Roger Federer's return to the field is very close now, as he starts his clay court season this week in Geneva. The former world number 1 has been absent from the circuit since a brief spell at the Qatar Open in Doha, where he reached the quarter-finals by relinquishing a comeback to future winner Nikoloz Basilashvili.
The Swiss phenomenon will also play Roland Garros at the end of the month, a decision that surprised even the experts after the one-week postponement of the Parisian Grand Slam. It is no secret that King Roger's goal is to be ready for Wimbledon, the event in which he has the best chance of putting on the board the 21st Major of a simply unrepeatable career.
The 39-year-old from Basel also heads straight for the Tokyo Olympics, hoping to grab that gold in singles that has always escaped him until now. Interviewed by 'RTS' on the eve of his debut in Geneva, Federer humbly admitted that he did not know exactly what his current level is.
Roger Federer still has some doubts over his body
"Of course there are some question marks everywhere," Roger Federer said. "But Nadal and Djokovic are on one side and I on the other. I will tell more after 10 matches, but right now I'm not looking to compete straight against them."
It's not surprising, then, that the Swiss doesn't harbor any lofty goals from his Roland Garros participation. "It might sounds strange to mention the French Open as a preparation for the grass, but that's the way it is," Federer continued.
"I would like to say Paris is the goal, but I'm not ready for that. It would be presumptuous to say anything is possible for me there." The French Open is the second Grand Slam event to take place in the calendar year and was founded in the year 1891.
It is the second oldest Major that is played regularly every season and all prominent players from both the men’s and women’s side of the sport. With the French Open 2021 about to begin, let’s take a look at some interesting revelations regarding the event.

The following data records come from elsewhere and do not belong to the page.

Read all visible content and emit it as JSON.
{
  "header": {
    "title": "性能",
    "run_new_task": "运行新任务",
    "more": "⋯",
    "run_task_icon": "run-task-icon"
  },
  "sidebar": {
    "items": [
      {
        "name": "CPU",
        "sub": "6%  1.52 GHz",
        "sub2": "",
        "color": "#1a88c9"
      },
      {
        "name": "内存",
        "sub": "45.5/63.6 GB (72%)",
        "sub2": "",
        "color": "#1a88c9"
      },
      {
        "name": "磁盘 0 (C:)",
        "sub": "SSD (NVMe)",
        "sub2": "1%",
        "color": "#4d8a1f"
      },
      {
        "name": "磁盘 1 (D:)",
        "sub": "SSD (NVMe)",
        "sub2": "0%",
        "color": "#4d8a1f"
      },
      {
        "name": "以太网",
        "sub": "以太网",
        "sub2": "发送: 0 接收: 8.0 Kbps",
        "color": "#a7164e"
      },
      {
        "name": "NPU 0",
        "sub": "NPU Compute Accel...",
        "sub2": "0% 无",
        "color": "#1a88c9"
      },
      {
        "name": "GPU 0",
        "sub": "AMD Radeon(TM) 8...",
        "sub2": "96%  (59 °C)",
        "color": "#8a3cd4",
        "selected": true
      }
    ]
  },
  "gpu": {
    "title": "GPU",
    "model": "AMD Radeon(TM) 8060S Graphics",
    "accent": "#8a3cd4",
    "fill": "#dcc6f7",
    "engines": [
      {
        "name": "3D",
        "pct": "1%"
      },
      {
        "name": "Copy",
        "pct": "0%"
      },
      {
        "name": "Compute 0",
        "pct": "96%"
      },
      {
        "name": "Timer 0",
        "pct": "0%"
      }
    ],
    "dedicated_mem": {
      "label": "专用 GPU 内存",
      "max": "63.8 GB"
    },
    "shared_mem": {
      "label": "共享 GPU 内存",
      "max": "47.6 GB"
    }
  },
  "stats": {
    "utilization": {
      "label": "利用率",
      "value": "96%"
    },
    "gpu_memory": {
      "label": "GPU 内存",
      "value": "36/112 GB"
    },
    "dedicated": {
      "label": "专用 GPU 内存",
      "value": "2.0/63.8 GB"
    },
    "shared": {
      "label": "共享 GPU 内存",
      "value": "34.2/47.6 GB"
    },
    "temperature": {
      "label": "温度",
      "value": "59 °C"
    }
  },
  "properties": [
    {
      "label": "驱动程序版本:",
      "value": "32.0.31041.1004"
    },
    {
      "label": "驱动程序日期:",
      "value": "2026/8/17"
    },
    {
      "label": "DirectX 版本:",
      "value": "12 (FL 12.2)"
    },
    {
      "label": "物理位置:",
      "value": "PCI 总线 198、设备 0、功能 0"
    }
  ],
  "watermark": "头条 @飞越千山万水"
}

The last time the event in Roland Garros was canceled was in 1940, due to World War 2. And that is the last time Roland Garros was scratched off the tennis calendar. Although the war lasted from 1939 and lasted till 1945, the event still continued after it was canceled for one year in 1940.
The tournament took place from 1941 onwards but it was not recognized by the French governing body at that time. The World War, to date, remains one of the worst phases in humanity. Besides 1940, the tournament was not allowed to be conducted from 1915 to 1919 due to World War 1.